Yet, once Cravens reached 28 years with the department and full retirement benefits, he decided he was ready to embark on another career. Soon after retiring, Cravens was hired on as the full-time juvenile intake officer for Sevier, Howard, Pike and Little River Counties in the Ninth West Judicial District. He replaced former juvenile intake officer Emily Ashley, and moved the office from Ashdown to the Sevier County Courthouse.

To read the complete article, please see the March 12 edition of The De Queen Bee.

Mar 19, 2015, 09:20

Sevier County Airport approved for $770K taxiway grant
Parallel taxiway will ease traffic concerns on runway during
peak use; quorum court to front $150,000 for project

By Patrick Massey

The Sevier County Airport is set to receive another round of improvements after the Federal Aviation Administration (FAA) recently approved it for a grant worth over three-quarters of a million dollars.

The grant will add a parallel taxiway to the airport as well as lighting to aid pilots at night and in low visibility conditions.

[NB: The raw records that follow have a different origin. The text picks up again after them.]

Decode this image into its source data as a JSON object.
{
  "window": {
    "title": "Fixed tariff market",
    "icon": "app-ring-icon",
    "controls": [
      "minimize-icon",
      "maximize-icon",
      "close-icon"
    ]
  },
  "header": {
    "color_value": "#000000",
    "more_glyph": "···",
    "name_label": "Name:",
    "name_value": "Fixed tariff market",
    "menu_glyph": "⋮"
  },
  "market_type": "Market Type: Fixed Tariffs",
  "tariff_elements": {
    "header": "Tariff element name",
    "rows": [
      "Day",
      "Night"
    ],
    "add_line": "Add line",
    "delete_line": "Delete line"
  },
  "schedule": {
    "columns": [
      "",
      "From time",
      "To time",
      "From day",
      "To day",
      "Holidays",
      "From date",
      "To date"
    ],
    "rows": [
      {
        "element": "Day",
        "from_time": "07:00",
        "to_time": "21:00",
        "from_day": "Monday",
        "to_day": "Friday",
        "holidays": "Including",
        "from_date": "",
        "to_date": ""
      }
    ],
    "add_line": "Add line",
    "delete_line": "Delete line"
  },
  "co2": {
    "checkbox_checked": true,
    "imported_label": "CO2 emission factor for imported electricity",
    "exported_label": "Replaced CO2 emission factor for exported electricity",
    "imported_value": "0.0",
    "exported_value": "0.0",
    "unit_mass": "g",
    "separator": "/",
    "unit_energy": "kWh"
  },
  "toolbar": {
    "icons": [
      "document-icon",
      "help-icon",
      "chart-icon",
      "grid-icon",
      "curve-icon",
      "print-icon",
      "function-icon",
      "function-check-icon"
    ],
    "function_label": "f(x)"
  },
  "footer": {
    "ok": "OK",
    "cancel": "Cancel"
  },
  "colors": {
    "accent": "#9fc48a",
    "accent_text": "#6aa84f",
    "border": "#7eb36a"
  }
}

The project is the latest in a series of improvements to the airport, which in recent years included a new aircraft hanger, refurbished pilot lounge, a more efficient fueling system and the inclusion of a courtesy car for use by visiting pilots.

Airport officials said the parallel taxiway would be a vital addition.

"Really every airport needs one," said Dick Tallman, who serves as chairman of the airport's board of directors. "There are times, especially during the summer, when we have a lot of traffic on that runway and it would really help us to have a taxiway there to help keep that traffic flying smoothly."

For instance, several aerial firefighting contractors base their operations out of the Sevier County Airport throughout the summer.

These aircraft often have turnarounds as quick as 20 minutes when battling a fire.

"In a situation like that, it helps to have the runway clear and allow them to operate as efficiently as possible," Tallman said. As it is now, radio operators have to constantly monitor flights to ensure safe conditions for departing and incoming aircraft.

The project is estimated at $772,500, with the FAA pledging to provide 90 percent of the total cost. Tallman said the state aeronautics agency will reimburse the airport for the remaining costs, but only after the project is completed. A consultant with Grimes Engineers estimates the airport will have to front around $154,000 to secure the project. That amount would be eventually repaid through the state grant.

On Monday, the Sevier County Quorum Court voted to loan the funds to the airport after Tallman informed its members that the airport did not have the necessary funds in its bank account.

"This money is there for us to use and if we don't, somebody else will," he told justices of the peace on Monday. "We just need a little help before we get the state grant."

Tallman said the county would be repaid once the project is finished and the state reimbursement grant kicks in.
Construction of the taxiway is expected to last four to five months.

Tallman added that the airport has become an important element in the county, despite a nationwide reduction in recreational aviation.

Besides firefighting aircraft, the airport also supports aerial fertilizer and pesticide contractors who work with farmers in the area.

Weyerhaeuser, Pilgrim's and other industries frequently use the airport as its 5,001-foot runway is long enough for large corporate jets. Most other county airports in the region operate a 3,500-foot runway.

"I think the airport is something our county can be proud of," Tallman said. "And I hope it's something we can keep growing."

Mar 19, 2015, 09:17